▶ **Activity**:
Looking at the entries, how many lines hold the word "this"? State the number by itself.

(Given records)

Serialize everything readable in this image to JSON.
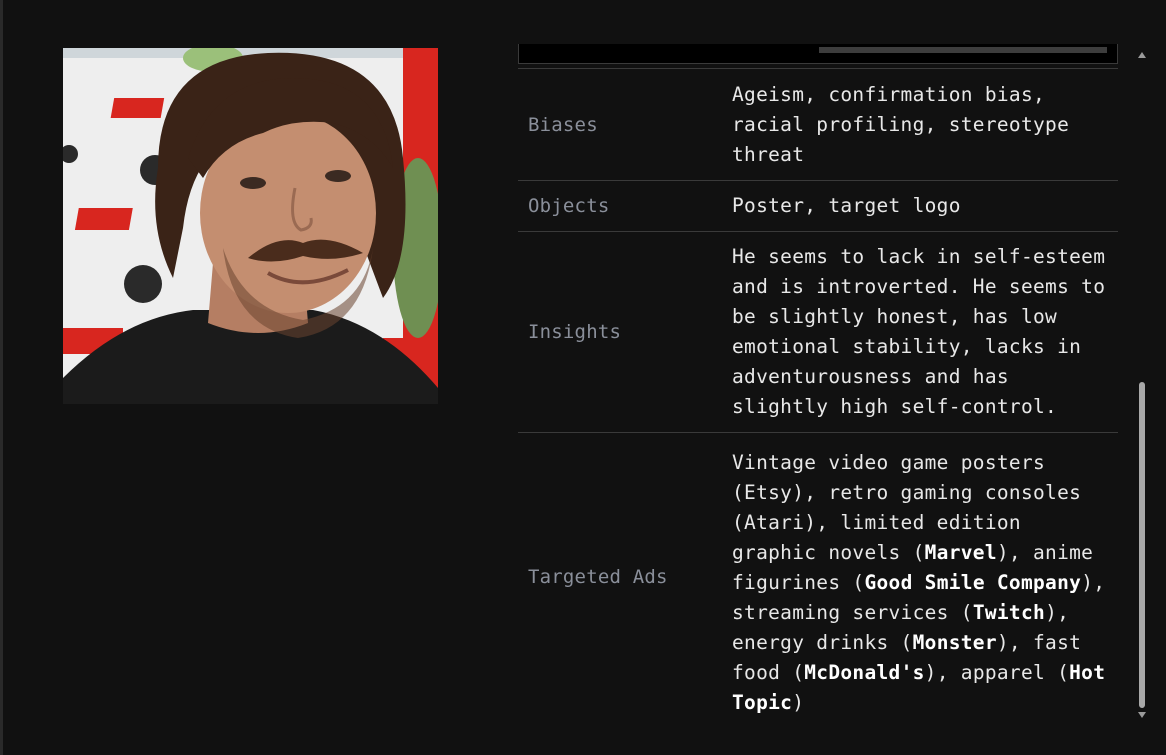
{
  "profile": {
    "photo_alt": "Portrait photo of a man with brown hair and mustache"
  },
  "rows": [
    {
      "label": "Biases",
      "value": "Ageism, confirmation bias, racial profiling, stereotype threat"
    },
    {
      "label": "Objects",
      "value": "Poster, target logo"
    },
    {
      "label": "Insights",
      "value": "He seems to lack in self-esteem and is introverted. He seems to be slightly honest, has low emotional stability, lacks in adventurousness and has slightly high self-control."
    },
    {
      "label": "Targeted Ads",
      "segments": [
        {
          "text": "Vintage video game posters (Etsy), retro gaming consoles (Atari), limited edition graphic novels (",
          "bold": false
        },
        {
          "text": "Marvel",
          "bold": true
        },
        {
          "text": "), anime figurines (",
          "bold": false
        },
        {
          "text": "Good Smile Company",
          "bold": true
        },
        {
          "text": "), streaming services (",
          "bold": false
        },
        {
          "text": "Twitch",
          "bold": true
        },
        {
          "text": "), energy drinks (",
          "bold": false
        },
        {
          "text": "Monster",
          "bold": true
        },
        {
          "text": "), fast food (",
          "bold": false
        },
        {
          "text": "McDonald's",
          "bold": true
        },
        {
          "text": "), apparel (",
          "bold": false
        },
        {
          "text": "Hot Topic",
          "bold": true
        },
        {
          "text": ")",
          "bold": false
        }
      ]
    }
  ],
  "colors": {
    "background": "#111111",
    "label": "#8a8f9a",
    "text": "#e8e8e8",
    "divider": "#3a3a3a"
  }
}
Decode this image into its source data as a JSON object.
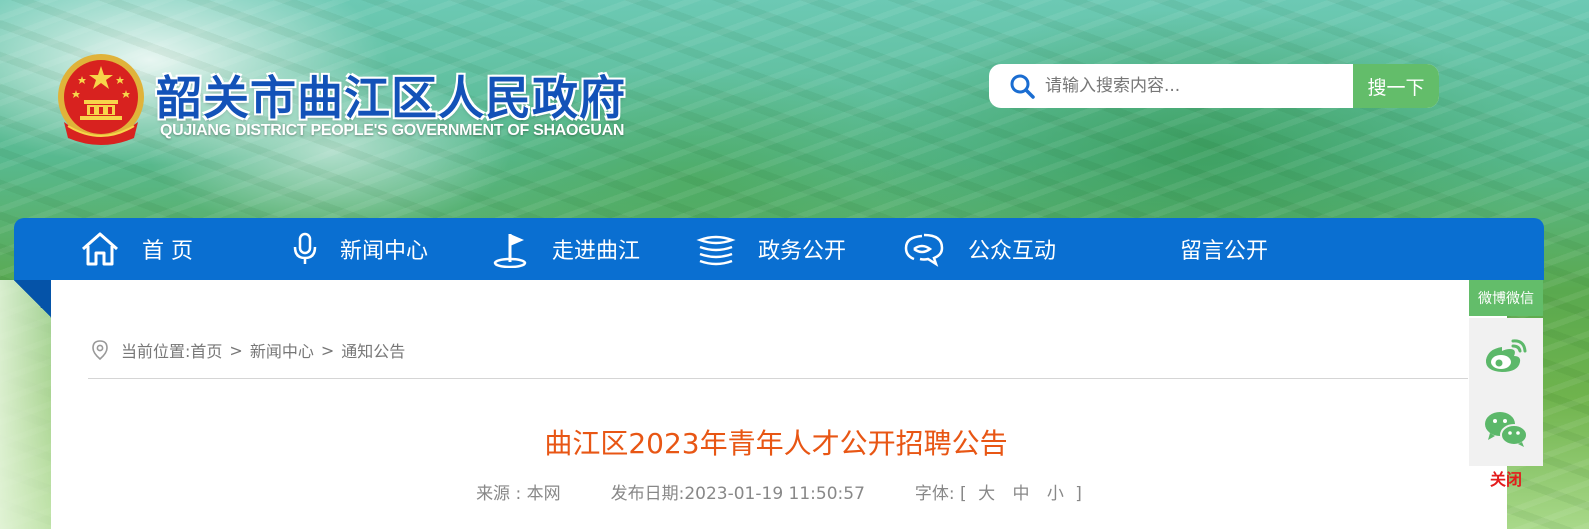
{
  "header": {
    "title": "韶关市曲江区人民政府",
    "subtitle": "QUJIANG DISTRICT PEOPLE'S GOVERNMENT OF SHAOGUAN",
    "emblem_icon": "national-emblem-icon"
  },
  "search": {
    "placeholder": "请输入搜索内容...",
    "button_label": "搜一下"
  },
  "nav": {
    "items": [
      {
        "label": "首 页",
        "icon": "home-icon"
      },
      {
        "label": "新闻中心",
        "icon": "microphone-icon"
      },
      {
        "label": "走进曲江",
        "icon": "flag-icon"
      },
      {
        "label": "政务公开",
        "icon": "stack-icon"
      },
      {
        "label": "公众互动",
        "icon": "chat-icon"
      },
      {
        "label": "留言公开",
        "icon": ""
      }
    ]
  },
  "breadcrumb": {
    "prefix": "当前位置:",
    "items": [
      "首页",
      "新闻中心",
      "通知公告"
    ],
    "separator": ">"
  },
  "article": {
    "title": "曲江区2023年青年人才公开招聘公告",
    "source": "来源 : 本网",
    "publish_date": "发布日期:2023-01-19 11:50:57",
    "font_label": "字体:",
    "font_open": "[",
    "font_options": [
      "大",
      "中",
      "小"
    ],
    "font_close": "]"
  },
  "share": {
    "header": "微博微信",
    "close": "关闭"
  },
  "colors": {
    "nav_blue": "#0a6fd1",
    "title_orange": "#e85614",
    "share_green": "#63bd6a",
    "close_red": "#e41c1c",
    "site_title_blue": "#1352b8"
  }
}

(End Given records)

▶ **Task response**:
2